Parkinson's law suggests that work expands to fill the time available to complete it, and while the realisation pains me, I could easily have exceed my goal by 25th December and, of course, kept on cooking until 31st December. Except that the constant requirement to think of something different to cook eventually became mentally exhausting. The thinking, the cooking and then the documenting at times shadowed the joy of cooking something new.

For this reason there are a small number of posts that are still waiting to be finished and which I will complete when it becomes 'fun' to do so again.

When I set out on my journey I hoped to decrease the amount of meat we were eating to half our meals with the remaining 50% split between fish dishes and vegetarian options. Pressure from my family to ease up on the veggie meals, left me sure I would be shy of my target of a quarter, but I was surprised to find that during 2020 27% of our evening meals were vegetarian. Fish was where I fell short, representing only 16% of all meals, meaning meat reigned supreme featuring in 57% of the dishes I served. Despite not hitting 50%, the process of introducing more vegetarian and fish based meals certainly enhanced the variety on our table.

Cooking 292 different meals during 2020 encouraged me to develop some valuable habits.

The first was meal planning. This is a gift you can give to yourself that will allow you to buy time to do other things. Mapping out what you are going to cook for the week ahead and creating opportunities to cook meals in advance not only frees up time, it provides a level of clarity and intentionality that puts you in control. Trying to decide what to cook each day not only takes up mental capacity it is also a recipe for ending up cooking multiple meals to suit different family members. It also introduces that bone of contention that goes something along the lines of "well why ask me what I'd like for dinner if you're not going to / can't cook it?"

Introducing new meals is a great way to test family members' likes and dislikes, challenge assumptions about what tastes good and what doesn't and encourage a more adventurous attitude to food and drink.  However, it was always a source of disappointment when something tasted delicious and someone said "wow that was amazing; it's a shame we're going to have to wait another x number of months before we can have it again!"

The second habit I developed was meal prepping. I didn't batch cook per se as this would have eroded my goal to increase variety, but I did do a lot of cooking ahead, usually over the weekend to deliver breathing space during the week. Working full time, this really helped to relieve stress and save time.

Thirdly, and probably inevitability, I cooked most things from whole foods avoiding industrialised and processed products. There's an assumption that cooking from scratch takes too much time or is too expensive. Both of these statements can of course be true, but they aren't necessarily true all of the time. It is possible to prepare great tasting meals with whole foods that are budget friendly. While I definitely used to subscribed to the "why waste time making your own pastry when you can buy it" brigade, during 2020 I pushed myself to make my own and it was something of a revelation to find it wasn't as laborious as I'd imagined. Most importantly, making your own pastry means you know exactly what is in it.

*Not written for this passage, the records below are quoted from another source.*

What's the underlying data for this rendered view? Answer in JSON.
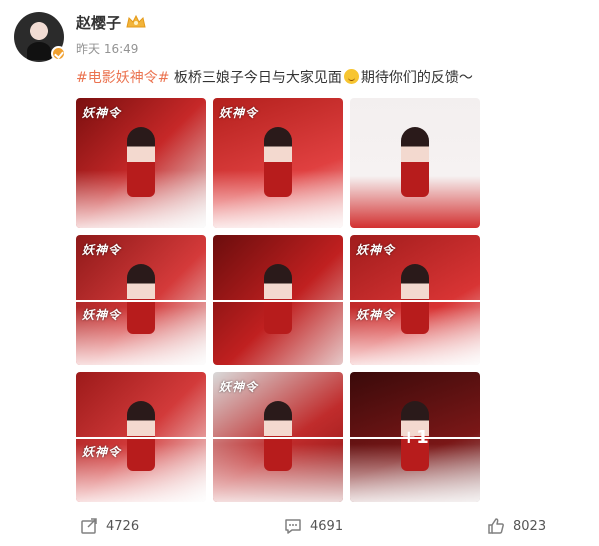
{
  "post": {
    "username": "赵樱子",
    "timestamp": "昨天 16:49",
    "hashtag": "#电影妖神令#",
    "text_before_emoji": " 板桥三娘子今日与大家见面",
    "text_after_emoji": "期待你们的反馈～",
    "emoji": "smile-emoji"
  },
  "images": {
    "logo_text": "妖神令",
    "more_badge": "+1",
    "items": [
      {
        "name": "photo-1"
      },
      {
        "name": "photo-2"
      },
      {
        "name": "photo-3"
      },
      {
        "name": "photo-4"
      },
      {
        "name": "photo-5"
      },
      {
        "name": "photo-6"
      },
      {
        "name": "photo-7"
      },
      {
        "name": "photo-8"
      },
      {
        "name": "photo-9"
      }
    ]
  },
  "actions": {
    "forward_count": "4726",
    "comment_count": "4691",
    "like_count": "8023",
    "forward_icon": "share-icon",
    "comment_icon": "comment-icon",
    "like_icon": "thumbs-up-icon"
  },
  "colors": {
    "hashtag": "#eb7350",
    "verified_badge": "#f0a030",
    "icon_gray": "#808080"
  }
}
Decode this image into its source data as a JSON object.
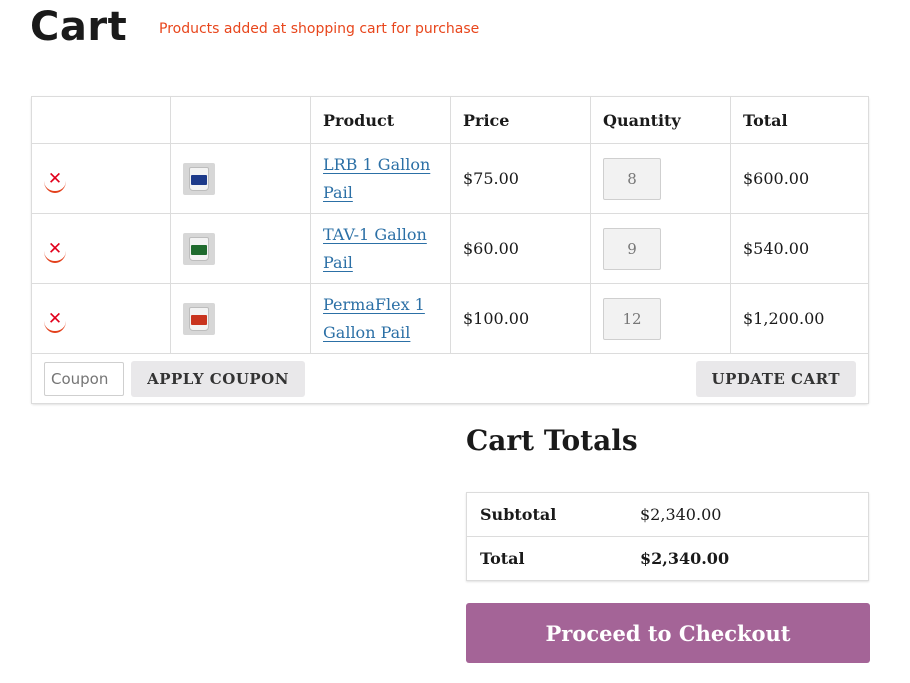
{
  "page": {
    "title": "Cart",
    "subtitle": "Products added at shopping cart for purchase"
  },
  "cart_table": {
    "headers": [
      "",
      "",
      "Product",
      "Price",
      "Quantity",
      "Total"
    ],
    "items": [
      {
        "name": "LRB 1 Gallon Pail",
        "price": "$75.00",
        "quantity": "8",
        "total": "$600.00",
        "thumb_color": "#1d3a8a"
      },
      {
        "name": "TAV-1 Gallon Pail",
        "price": "$60.00",
        "quantity": "9",
        "total": "$540.00",
        "thumb_color": "#1f6b2e"
      },
      {
        "name": "PermaFlex 1 Gallon Pail",
        "price": "$100.00",
        "quantity": "12",
        "total": "$1,200.00",
        "thumb_color": "#c9341e"
      }
    ],
    "remove_icon": "close-icon"
  },
  "coupon": {
    "placeholder": "Coupon",
    "apply_label": "APPLY COUPON"
  },
  "update_cart_label": "UPDATE CART",
  "cart_totals": {
    "title": "Cart Totals",
    "subtotal_label": "Subtotal",
    "subtotal_value": "$2,340.00",
    "total_label": "Total",
    "total_value": "$2,340.00"
  },
  "checkout_label": "Proceed to Checkout",
  "colors": {
    "accent": "#a46497",
    "subtitle": "#e8461c",
    "remove": "#e2001c",
    "link": "#2c70a6"
  }
}
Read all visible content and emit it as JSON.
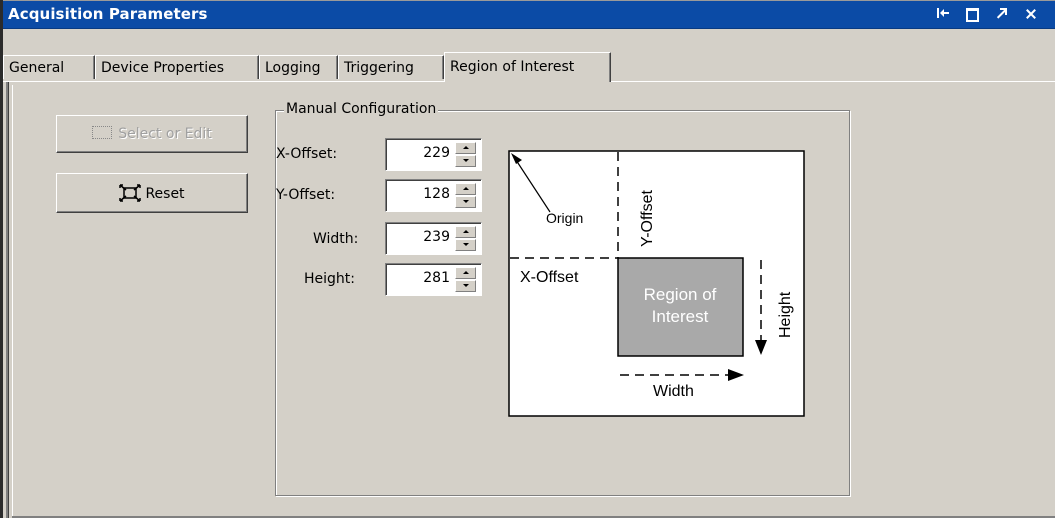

Having documented one year of 292 different evening meals, I started to reflect on what is next for this blog. I've had a range of food ideas, but in the true spirit of Virtues of Variety, for 2021 I've started a completely different project; on 11 January 2021 my husband and I started to build our own home. Over the past ten weeks this has diverted my spare time away from this blog, but in an unexpected way it has helped focus my thinking. I have started to reflect more on the how the kitchen functions as a living space and how food plays an important role in our lives beyond simply providing sustenance.

Having begun a voyage of discovery into food variety back in January 2020, 15 months on, it has become a habit that's hard to break, so variety will no doubt continue to be a theme running through my posts, although who knows where else my ramblings will take me.